When we gain control over our thoughts, we reclaim our power to accept and care for our bodies. And once we realize that our thoughts fuel our beliefs, we can stop creating our own fake news and start believing that our bodies can be acceptable.
Jillian Lampert of The Emily Program—a foundation created to eliminate eating disorders—reminds us that many people think it is “normal” to feel bad about their body and to never feel good enough, thin enough, muscular enough, whatever. According to Lampert,
“Enough is enough. The time is now to love the body you are in and take care of it because it feels good, not because it’ll change how it looks. Why be the enemy of your body when it is your constant companion? Eat well, move well, cope well and sleep well and your body will be what it is designed to be. Quintessentially you!”

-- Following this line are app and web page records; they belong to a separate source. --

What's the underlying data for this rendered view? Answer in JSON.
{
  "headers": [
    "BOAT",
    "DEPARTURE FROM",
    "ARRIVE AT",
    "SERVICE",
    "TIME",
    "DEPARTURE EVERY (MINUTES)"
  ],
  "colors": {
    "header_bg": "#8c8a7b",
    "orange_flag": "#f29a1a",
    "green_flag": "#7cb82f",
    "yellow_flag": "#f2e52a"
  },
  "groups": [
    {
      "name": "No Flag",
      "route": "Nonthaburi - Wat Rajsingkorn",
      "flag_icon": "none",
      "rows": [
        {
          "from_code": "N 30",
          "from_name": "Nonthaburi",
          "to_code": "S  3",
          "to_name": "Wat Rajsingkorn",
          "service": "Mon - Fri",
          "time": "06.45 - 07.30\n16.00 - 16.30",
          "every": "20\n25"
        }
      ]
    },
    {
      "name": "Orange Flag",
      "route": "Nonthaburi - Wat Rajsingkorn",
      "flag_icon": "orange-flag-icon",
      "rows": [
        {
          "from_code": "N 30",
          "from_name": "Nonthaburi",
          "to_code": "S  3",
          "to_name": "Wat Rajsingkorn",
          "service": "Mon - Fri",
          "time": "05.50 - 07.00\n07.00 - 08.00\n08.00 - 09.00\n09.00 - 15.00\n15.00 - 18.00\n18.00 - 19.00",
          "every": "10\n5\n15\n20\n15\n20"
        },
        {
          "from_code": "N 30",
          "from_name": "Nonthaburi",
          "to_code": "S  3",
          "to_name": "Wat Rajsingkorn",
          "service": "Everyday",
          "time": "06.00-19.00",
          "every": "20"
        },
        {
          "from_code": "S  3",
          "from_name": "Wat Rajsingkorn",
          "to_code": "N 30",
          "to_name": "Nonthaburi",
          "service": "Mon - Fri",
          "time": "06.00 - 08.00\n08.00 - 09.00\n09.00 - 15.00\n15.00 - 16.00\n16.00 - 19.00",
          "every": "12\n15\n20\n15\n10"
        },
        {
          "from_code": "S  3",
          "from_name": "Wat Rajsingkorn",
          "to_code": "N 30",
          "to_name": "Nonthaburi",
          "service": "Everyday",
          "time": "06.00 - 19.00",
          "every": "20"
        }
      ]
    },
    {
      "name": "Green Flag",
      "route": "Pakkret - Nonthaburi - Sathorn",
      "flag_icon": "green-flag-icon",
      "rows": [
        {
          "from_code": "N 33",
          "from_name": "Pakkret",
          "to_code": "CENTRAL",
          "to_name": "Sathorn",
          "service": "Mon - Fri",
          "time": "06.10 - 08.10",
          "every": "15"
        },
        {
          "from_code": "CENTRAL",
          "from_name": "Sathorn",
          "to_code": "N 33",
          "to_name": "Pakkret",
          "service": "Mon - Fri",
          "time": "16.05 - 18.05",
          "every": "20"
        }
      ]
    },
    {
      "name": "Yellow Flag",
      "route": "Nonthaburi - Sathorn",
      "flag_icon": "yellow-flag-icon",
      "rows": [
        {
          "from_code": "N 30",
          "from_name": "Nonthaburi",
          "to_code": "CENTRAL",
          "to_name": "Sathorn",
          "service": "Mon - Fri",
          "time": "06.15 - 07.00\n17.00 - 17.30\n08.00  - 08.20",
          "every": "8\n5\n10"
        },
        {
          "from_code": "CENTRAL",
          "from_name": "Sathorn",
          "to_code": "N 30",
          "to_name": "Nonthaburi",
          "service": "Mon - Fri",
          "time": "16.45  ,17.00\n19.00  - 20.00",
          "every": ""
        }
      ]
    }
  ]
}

Having a battle with your body? Here are a few ways to call a truce and find more peace:
We are who we are. And this is good. Each of us is unique and has a different body size, shape, and form. Even if we desire to be thinner, stronger, larger, or smaller, we are still going to have a natural body size due to bone structure, muscle tissue, and genetic predisposition. When we learn to accept ourselves and recognize that our beauty is natural, other details—like appearance—become secondary.
The body and mind are connected. There are significant studies about the mind-body connection and how our thoughts directly influence our health and well-being. When we discover that our thoughts and perspectives about our bodies are directly related our health, we can learn to replace old negative thoughts with healthy ones. A healthy mind feeds a healthy body.
Different strokes for different folks. Contrary to what the media tells us, not everybody is attracted to the same type of person. We are drawn to distinct types of cars: some people like sedans; some like SUVs. Our bodies also come in a variety of shapes and sizes, and so do our tastes. Don’t let society tell you what is attractive—hold on to your own opinions.
Eat for fuel, not for feelings. It is important to see food as fuel for our bodies. When we use food to supplement emotions, it can be difficult to maintain nutritional balance and nourish our systems properly. If you have difficulty managing your emotions and are using food for comfort, seek help through your doctor, a counselor, or organizations like The Emily Program. Learn to see food as a positive and healthy supplement to your individual health and well-being.
Comparison can be chronic. And it’s also a losing game. Remember: We are supposed to be different. The more we compare ourselves to others, the more we may feel inferior to them. Resist the temptation to fall into the trap of comparison and remember that others are having their own body experience just like we are. Focus only on yourself and your body.
Exercise for health, not vanity. This can be a difficult shift to make, especially for chronic “gym rats.” However, the reality is that exercise is meant to help us stay healthy, and a fit physique may be a wonderful result of a healthy lifestyle—but not necessarily the reason for sweating at the gym. All exercise not need involve joining a gym; it can be as simple as moving more intentionally throughout our day by using the stairs instead of the elevator or taking a walk during lunch. Be creative!
When in doubt, reach out. If you’re having difficulties with body acceptance, don’t be afraid to seek help. With a refreshed focus on health and wellness over the past few years, there are more resources for support than ever before from health providers, nutritionists, counselors, and fitness trainers. Check with your doctor about support within your health plan and reconnect with friends, family, or others in your community who are focused on body health and wellness. We were never meant to go through this life alone.
Michael Thomas Sunnarborg helps people maintain balance during transitions in their work, relationships, and life. Learn more at michaelsunnarborg.com